A single note of a foreign instrument, dancing with its simple but exotic rhythm, draws us into Michael League’s latest exploration, “All The Way Home.” League, founding member and primary composer for jazz behemoths Snarky Puppy, has little fear when it comes to matters of musical convention. Winner of three Grammy awards, Snarky Puppy has bent and broken the barriers of jazz through uncanny musicianship and uniquely imaginative compositions. He and his continually evolving cabinet of musicians have revitalized the contemporary jazz music scene and, in the process, have become ambassadors of jazz to a whole new generation. We’ve seen many before become content in their formula for success, but League presses on in his creative expedition.
League’s newest side project, Bokante, meaning “exchange” in its singer’s native Creole, is undoubtedly that. The recent single has drawn musicians, artists and dancers from four continents to work together to help realize their collective musical vision. On bass, daf, vocals, and his haunting single-note pattern on the Middle Eastern oud, League maintains a peripheral focus throughout. He’s soon followed by the full band’s powerful entrance. With fellow Snarky members Bob Lanzetti and Chris McQueen on acoustic guitar, as well as renown lap steel guitarist Roosevelt Collier adding in some subtle but powerful slide. The guitars are in a beautifully supportive role on this track, leaving enough space to emphasize the churning march of the drums.
On percussion, League chose to highlight “All The Way Home” with some of the most phenomenal players from totally diverse rhythmic backgrounds. Originally from Nagasaki, Japan, Kieta Ogawa moved to Rio De Janiero to further his musical studies after attending the prestigious Berklee School of Music in Boston. Blending his influences from all over the globe, he has become one of the most sought-after players in the world. Jamey Haddad, also a Berklee graduate, chose the sub-continent of India to advance his development before returning to the United Staes to support the music of Paul Simon, Steve Gadd and more 150 other recordings. And finally there’s the transcendent Weedie Braimah. One of my personal favorites, Weedie was born a 111th generation percussion shaman and performed in his native Ghana before relocating to St. Louis at the age of 14. He has since become a truly captivating live performer, seemingly tapping into the rhythmic ether at will.

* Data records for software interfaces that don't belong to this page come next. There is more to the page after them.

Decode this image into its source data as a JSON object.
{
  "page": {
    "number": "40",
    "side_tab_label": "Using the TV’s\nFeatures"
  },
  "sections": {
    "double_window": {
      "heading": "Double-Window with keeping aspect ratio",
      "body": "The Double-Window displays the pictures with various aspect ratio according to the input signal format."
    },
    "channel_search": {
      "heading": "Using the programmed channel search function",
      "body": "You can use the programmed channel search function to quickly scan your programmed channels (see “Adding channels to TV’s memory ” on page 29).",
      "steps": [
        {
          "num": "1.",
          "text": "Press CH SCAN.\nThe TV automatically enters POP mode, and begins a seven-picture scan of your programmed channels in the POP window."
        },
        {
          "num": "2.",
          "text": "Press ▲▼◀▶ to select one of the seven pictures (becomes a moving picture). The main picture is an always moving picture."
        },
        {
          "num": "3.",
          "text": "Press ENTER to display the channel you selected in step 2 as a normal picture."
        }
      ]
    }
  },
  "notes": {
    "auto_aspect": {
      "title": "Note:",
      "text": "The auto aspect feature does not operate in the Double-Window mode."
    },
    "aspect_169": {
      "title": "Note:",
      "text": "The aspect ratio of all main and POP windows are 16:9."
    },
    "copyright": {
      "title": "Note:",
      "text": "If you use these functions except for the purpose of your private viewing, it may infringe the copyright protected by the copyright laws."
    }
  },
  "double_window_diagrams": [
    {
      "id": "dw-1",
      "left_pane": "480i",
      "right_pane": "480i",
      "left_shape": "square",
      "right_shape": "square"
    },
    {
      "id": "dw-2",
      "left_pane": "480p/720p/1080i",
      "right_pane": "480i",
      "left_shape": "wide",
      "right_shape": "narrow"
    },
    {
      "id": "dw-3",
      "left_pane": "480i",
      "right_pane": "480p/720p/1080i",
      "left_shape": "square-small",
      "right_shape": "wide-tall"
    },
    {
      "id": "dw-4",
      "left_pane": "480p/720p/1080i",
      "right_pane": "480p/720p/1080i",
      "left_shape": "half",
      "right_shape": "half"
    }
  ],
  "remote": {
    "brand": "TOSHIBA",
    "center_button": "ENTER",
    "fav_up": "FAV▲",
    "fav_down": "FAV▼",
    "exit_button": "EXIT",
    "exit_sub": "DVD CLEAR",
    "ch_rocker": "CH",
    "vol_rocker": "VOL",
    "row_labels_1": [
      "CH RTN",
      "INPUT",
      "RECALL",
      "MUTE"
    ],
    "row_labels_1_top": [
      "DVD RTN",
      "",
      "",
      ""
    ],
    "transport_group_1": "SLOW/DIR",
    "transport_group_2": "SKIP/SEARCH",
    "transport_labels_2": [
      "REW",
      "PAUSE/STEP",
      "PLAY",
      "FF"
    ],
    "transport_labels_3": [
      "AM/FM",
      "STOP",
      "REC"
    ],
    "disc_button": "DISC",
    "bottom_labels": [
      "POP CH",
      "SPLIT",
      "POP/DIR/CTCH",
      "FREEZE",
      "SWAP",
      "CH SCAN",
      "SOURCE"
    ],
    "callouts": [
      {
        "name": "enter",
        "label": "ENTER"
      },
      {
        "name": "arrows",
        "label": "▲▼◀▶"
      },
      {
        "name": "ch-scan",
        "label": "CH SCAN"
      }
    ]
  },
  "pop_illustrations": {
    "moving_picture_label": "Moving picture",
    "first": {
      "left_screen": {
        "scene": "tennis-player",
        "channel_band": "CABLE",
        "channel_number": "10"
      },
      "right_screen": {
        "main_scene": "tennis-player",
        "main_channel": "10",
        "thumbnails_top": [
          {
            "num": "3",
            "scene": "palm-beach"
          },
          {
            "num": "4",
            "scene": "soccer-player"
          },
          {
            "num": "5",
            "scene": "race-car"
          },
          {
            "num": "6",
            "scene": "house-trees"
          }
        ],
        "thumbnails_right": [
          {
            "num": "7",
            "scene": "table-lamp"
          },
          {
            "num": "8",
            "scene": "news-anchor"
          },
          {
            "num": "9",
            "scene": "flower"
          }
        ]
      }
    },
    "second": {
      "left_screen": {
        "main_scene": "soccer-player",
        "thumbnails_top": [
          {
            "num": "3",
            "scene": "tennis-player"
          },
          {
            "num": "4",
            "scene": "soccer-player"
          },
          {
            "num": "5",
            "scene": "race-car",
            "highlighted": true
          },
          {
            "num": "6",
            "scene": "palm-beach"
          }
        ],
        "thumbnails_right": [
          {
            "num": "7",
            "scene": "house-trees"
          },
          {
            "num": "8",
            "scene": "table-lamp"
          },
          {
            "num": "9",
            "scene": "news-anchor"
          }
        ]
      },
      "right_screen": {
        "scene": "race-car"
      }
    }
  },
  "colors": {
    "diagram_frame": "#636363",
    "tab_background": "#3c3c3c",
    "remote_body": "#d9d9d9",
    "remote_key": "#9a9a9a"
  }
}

But the true and deliberate showcase of the piece is vocalist Malika Tirolien (pictured above at the 2017 High Sierra Music Festival). Originally featured on Snarky Puppy’s “Family Dinner Vol. 1,” the vocals start in English before she switches to Creole. This brings a piece centered around the struggles of our home both a familiarity and distance. Her powerful, delicate voice is in a language beyond definition, but the content still seems to resonate. The veiled subject of the song is an undeniably relatable theme for most today: the oppression of the individual by the state, and the feeling of helplessness that one is left with. The topic is close to taboo in pop music these days, but it’s vital for artists to continually speak out, in every language, on every continent. Michael League and his bandmates in Bokante are challenging their conventions and, in the process, perhaps some others. In that regard, “All The Way Home” seems to be a breakthrough, not to mention League only plays one note the whole song. Now that’s definitely a breakthrough.
— Dan Green
Editor’s note: “All The Way Home” is a single from the Bokante with the Metropole Orkest album “What Heat,” which will be released in the United States on Oct. 5, on Peter Gabriel’s label, Real World Records. Bokante will appear Saturday, Sept. 16 at the SF Jazz Center’s Miner Auditorium and Saturday, Sept. 23 at the Monterey Jazz Festival.
— Album review: Bokante’s “Strange Circles.”
— Tahoe Onstage readers’ choices for 2017 albums of the year.